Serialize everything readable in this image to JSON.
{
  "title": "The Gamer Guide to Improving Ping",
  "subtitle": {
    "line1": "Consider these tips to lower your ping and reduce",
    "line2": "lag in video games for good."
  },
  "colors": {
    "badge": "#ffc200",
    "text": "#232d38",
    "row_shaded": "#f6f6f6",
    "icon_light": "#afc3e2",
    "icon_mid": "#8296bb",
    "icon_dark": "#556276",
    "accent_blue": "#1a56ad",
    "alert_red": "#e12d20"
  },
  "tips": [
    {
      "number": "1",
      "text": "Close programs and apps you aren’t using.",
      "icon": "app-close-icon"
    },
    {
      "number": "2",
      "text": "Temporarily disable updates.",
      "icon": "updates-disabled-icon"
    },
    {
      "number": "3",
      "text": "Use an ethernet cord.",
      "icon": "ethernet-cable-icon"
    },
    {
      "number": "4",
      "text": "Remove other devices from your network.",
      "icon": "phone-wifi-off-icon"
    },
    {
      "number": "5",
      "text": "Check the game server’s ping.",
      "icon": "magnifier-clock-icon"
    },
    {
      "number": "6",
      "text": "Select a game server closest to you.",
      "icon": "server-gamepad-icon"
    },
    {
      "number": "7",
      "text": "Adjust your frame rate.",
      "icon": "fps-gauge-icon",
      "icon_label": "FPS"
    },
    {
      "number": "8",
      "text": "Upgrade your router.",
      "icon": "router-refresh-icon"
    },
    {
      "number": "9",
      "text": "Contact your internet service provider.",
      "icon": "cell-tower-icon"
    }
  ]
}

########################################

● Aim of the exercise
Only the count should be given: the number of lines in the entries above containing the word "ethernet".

● Reply
2